Kimberly Murray, the federally-appointed Special Interlocotur for Missing Children and Unmarked Graves and Burial Sites Associated with Indian Residential Schools, has looked into this issue. In her 175-page interim report released on June 16, she cites the tragic case of Marieyvonne Alaka Ukaliannuk, a four-year-old who simply vanished from the Sir Joseph Bernier Federal Day School in Chesterfield Inlet, Nunavut, early in the 1960s.

Murray relates that the federal government flew Marieyvonne 800 kilometers south by seaplane from her home on a tiny Arctic island to the Sir Joseph Bernier residential school. Tragically, during her first year at the school, she suffered a head injury while playing with friends that was so serious that the school sent her for treatment to a hospital in Churchill, Manitoba. While there, she contracted tuberculosis and was transferred again, first to a larger hospital in Winnipeg, then to a sanitorium in Toronto, then to a hospital in Montreal, and finally to a convalescent home in the Eastern Townships.. 

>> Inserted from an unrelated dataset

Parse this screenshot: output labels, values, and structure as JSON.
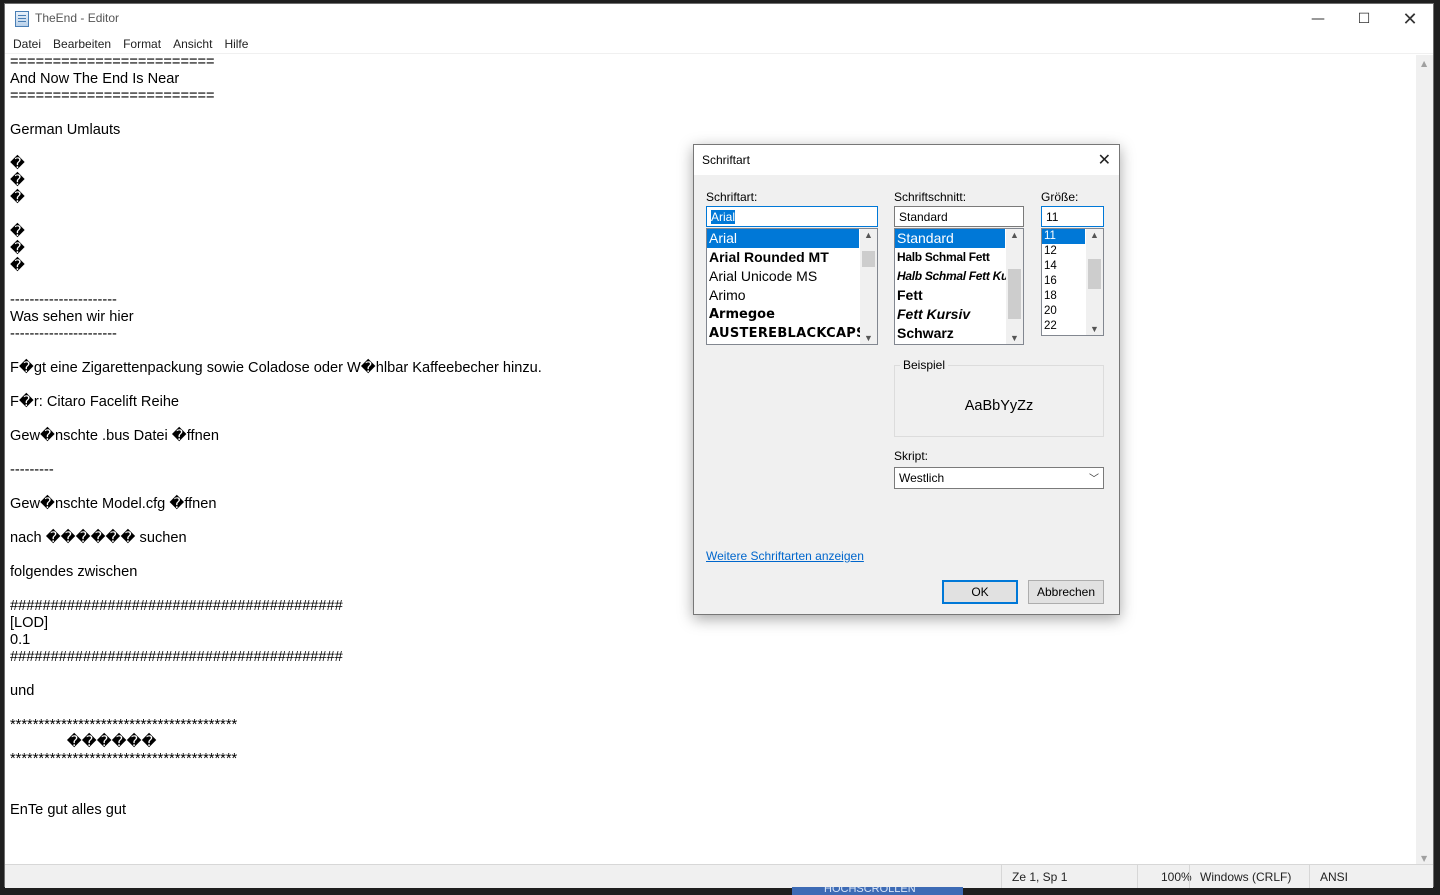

Due to an appalling bureaucratic foul-up, Marieyvonne went missing during all her transfers. And she remained missing for more than 50 years before an indefatigable Innu researcher in Iqaluit finally tracked down the child’s movements and was able to inform her distraught mother that Marieyvonne had died at age eight and was buried in the cemetery of a Roman Catholic church in Magog, Quebec.

Three of the five white crosses in the Poppy Field of the St. Patrice Roman Catholic Cemetery 

The disappearance of Marieyvonne was inexcusable. But note: The federal government spent tens of thousands of dollars transferring the little girl from one hospital to another in an attempt to save her life. Is it plausible that this same government abetted genocide in the IRS schools?

In addition to Marieyvonne, Murray cites three sisters from the Pimicikamak (Cross Lake) Cree Nation – Nora, Isobel and Betsey Osborne – who, Murray says, were taken away from their community, one by one, during the 1920s and 1930s. Murray alleges: “Their family never saw them again.”

Yet Murray acknowledges in her report that one of the daughters, Betsey, was sent to St. Joseph’s Indian Residential School in Cross Lake, the very area in which the Pimicikamak Reserve is located. Betsey attended there for six years, yet Murray would have us believe her parents never knew their daughter was living at the IRS school in virtually their own hometown.

St. Joseph’s IRS Cross Lake

Why, it might also be wondered, was Betsey sent to a residential school in her parents’ hometown? Murray offers no explanation. However, in a paper cited in Murray’s footnotes, researchers at the University of Manitoba report that the Osborne parents “lived on the land for most of the year.” That is to say, they were traditional, nomadic Crees who eked out a bare subsistence living by spending most of the year roaming through the wilderness to hunt, fish, trap and collect wild berries and other edible plants.

Murray suggests that the Osborne parents were forced to send their children to an IRS school. That, to say the least, is questionable. What Murray does not mention in her report is that since 1920, all parents  in Manitoba — Indigenous or non-Indigenous — have been obligated by law to send their children to school, but to this day, the great majority of these parents — Indigenous and non-Indigenous — willingly do so because they understand that schooling is in the best interest of their child.

While some at-risk children were compelled to attend an IRS school for their own protection, it is indisputable that  the overwhelming majority of IRS students were voluntarily enrolled in an IRS institution by their parents.

A classroom at the St. Anne’s Indian Residential School in Fort Albany

Furthermore, notwithstanding all the wild charges of mass murder in the IRS schools, there is no verifiable evidence that any but a tiny handful IRS students mysteriously died and disappeared, and no evidence whatsoever that any student was murdered by an employee of an IRS institution.

End of Part 1

More content

Trending
Latest

Comments

Don't miss out.

Join the conversation with other IRSRG readers. Subscribe to leave a comment.

Already a subscriber? Log in